Sliding in behind the wheel of the EV was like getting behind the controls of the normal Fit—with the exception of specific gauges and buttons and a new color scheme, it’s the same car. We recognized the same deep dashboard and A-pillars that meet the hood far in front of you, the same surprisingly large passenger compartment, and the ease of use that has always made the Fit a useful small car.
The rear seats have been moved back by just over three inches to make room for the battery pack, which resides in the floor. The backseats retain their 60/40 split feature, but the ability to raise the rear seat cushions up is gone, and cargo room is down slightly from 57.3 cubic feet in the standard Fit, to 49.4 in the EV.

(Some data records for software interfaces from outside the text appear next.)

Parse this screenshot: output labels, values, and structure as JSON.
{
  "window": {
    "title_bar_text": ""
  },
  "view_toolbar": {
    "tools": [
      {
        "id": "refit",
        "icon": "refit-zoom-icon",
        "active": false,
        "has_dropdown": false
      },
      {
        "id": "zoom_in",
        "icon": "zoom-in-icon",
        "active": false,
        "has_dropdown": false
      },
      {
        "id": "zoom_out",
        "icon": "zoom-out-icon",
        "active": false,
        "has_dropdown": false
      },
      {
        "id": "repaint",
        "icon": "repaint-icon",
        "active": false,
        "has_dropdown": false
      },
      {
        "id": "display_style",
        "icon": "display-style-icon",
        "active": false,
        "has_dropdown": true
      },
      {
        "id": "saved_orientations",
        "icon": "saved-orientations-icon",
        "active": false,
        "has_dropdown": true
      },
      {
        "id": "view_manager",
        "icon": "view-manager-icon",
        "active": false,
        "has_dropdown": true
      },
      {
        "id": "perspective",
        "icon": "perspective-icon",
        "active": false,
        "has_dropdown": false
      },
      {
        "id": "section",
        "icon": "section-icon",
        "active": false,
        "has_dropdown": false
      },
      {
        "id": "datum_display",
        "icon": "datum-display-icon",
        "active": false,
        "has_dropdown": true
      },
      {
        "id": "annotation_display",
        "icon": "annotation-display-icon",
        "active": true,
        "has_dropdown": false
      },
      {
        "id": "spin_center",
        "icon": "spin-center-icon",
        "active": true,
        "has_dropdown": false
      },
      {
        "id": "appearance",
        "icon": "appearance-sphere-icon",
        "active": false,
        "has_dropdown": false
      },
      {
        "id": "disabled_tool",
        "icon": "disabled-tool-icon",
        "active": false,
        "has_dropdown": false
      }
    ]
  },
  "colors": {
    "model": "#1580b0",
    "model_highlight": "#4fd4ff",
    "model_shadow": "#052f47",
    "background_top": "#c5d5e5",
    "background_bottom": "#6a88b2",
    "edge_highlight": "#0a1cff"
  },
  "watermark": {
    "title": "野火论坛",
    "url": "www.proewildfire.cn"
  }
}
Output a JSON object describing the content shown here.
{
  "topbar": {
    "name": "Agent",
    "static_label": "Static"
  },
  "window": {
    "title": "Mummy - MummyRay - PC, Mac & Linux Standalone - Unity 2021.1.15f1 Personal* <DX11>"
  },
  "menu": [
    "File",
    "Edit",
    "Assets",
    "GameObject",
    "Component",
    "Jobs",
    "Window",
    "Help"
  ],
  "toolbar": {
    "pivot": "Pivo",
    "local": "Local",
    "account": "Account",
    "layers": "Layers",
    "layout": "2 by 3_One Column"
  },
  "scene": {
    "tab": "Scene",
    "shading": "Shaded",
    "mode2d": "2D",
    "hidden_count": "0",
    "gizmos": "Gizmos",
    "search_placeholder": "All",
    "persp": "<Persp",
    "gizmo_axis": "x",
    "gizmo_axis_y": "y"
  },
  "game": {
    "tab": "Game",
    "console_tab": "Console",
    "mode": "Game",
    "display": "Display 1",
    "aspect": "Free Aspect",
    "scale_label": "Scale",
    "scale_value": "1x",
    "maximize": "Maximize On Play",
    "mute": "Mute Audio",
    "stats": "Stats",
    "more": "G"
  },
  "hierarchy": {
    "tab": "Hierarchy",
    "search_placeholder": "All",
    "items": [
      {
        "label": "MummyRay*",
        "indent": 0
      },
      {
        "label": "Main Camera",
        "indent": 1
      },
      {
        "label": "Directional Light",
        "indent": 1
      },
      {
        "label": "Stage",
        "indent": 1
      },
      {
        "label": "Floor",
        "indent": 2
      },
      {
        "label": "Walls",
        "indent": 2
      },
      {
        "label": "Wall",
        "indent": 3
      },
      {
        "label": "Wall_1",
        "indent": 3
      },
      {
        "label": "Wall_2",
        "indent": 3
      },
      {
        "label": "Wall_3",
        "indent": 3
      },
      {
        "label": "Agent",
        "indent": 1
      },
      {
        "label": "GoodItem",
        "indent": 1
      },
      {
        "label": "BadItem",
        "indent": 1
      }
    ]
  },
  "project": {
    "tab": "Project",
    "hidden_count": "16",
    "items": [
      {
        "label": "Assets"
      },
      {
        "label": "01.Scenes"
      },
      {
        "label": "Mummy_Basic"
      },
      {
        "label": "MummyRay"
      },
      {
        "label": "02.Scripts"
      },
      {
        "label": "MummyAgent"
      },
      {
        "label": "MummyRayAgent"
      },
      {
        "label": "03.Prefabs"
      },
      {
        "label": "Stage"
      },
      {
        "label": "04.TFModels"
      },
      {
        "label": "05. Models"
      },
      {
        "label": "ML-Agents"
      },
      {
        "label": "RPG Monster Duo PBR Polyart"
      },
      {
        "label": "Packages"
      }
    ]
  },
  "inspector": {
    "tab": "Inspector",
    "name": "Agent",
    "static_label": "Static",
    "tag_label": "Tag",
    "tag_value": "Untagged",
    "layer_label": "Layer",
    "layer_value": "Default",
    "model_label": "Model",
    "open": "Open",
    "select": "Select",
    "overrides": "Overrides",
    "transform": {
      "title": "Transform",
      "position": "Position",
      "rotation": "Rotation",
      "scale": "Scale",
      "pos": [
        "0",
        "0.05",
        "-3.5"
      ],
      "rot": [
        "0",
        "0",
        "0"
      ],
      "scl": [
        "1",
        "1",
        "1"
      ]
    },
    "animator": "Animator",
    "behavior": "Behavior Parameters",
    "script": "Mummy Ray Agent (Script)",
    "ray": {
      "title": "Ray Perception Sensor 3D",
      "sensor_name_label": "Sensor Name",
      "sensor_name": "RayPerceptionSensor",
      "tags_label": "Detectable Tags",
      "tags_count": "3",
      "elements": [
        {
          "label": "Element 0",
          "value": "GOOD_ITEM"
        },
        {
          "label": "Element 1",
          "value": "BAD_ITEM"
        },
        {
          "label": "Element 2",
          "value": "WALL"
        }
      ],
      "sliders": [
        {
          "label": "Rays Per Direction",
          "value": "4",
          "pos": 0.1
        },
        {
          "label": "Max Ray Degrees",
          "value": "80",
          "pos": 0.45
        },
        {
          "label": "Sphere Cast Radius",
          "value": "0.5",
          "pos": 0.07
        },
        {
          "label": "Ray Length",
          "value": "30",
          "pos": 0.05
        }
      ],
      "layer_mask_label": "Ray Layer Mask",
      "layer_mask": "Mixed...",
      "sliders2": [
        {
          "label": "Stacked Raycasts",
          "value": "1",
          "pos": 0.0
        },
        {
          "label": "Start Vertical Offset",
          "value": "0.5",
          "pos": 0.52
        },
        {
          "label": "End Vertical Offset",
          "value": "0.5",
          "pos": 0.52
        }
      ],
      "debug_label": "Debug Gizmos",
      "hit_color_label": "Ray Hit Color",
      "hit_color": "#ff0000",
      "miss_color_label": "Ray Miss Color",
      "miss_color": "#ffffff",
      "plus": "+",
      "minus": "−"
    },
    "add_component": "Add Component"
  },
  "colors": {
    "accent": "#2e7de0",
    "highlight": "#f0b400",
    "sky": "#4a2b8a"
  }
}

One small criticism we had of the Fit EV’s interior was that some of the readouts were small and difficult to read. Toggling through the vehicle information options via the steering wheel mounted controls is easy, but deciphering what you were looking at—for example, the icons for the ECO scoring system that tells you how efficiently you are driving—is a little awkward to read while on the move.
Honda also offers the Fit EV with a slick and easy to use smartphone app. With it, you can preset when the car will begin charging to take advantage of off peak energy rates, see the status of the battery charge, and adjust the climate control inside the car. A remote control offers drivers the same functionality as the app and can be used up to 100 feet away.
When it arrives in Oregon and California later this month, and then in Boston, New York, Baltimore, Hartford, and Washington DC in early 2013, the Fit EV will only be available to be leased and will arrive in one trim level, though that trim level is dressed to the nines—navigation, Bluetooth connectivity, MP3 and USB compatibility to name a few. Honda is projecting it will lease 1100 Fit EVs.
After spending time in the Fit EV, we were impressed with how normal the car felt. Besides the lack of engine noise and stops for gas, it was like driving any other car. That brings us neatly back to the question of whether this car makes sense versus its competitors, and against the already economical gasoline-powered Fit.
Using the fictional scenario of comparing the Fit EV against only other electric vehicles, we found that the car does make sense—it offers superior range and charging time, it’s fun to drive, is based on an already successful and driver-friendly platform, and is priced competitively to other cars in its class.
When the inevitable comparison is made to the regular Fit, however, that’s where the answer becomes less clear, and where the question of price once again raises its head. The three-year lease for the Fit EV will run $389 per month, or an MSRP of $36,625. While that figure is less than the top-spec Leaf at $37,250 and the starting price of $39,200 for the Ford Focus EV, the gap between it and the normal Fit is undeniable.
Is it worth it to shell out nearly $400 per month, when you can pick up a fully equipped Fit Sport with Navigation for almost half the price? And be able to keep it longer than three years? From a pure numbers perspective, no. However, for those looking to join the EV movement, or those looking for a fun to drive, emissions free urban runabout without too much concern for price, the Fit EV definitely makes for a compelling option.
2013 Honda Fit EV
Engine: Electric motor, lithium-ion battery
Output: 123 hp/189 lb-ft
Weight: 3252 lb
Fuel Economy: 118 MPGe
Base Price: $36,625
On Sale: July 2012 (limited availability)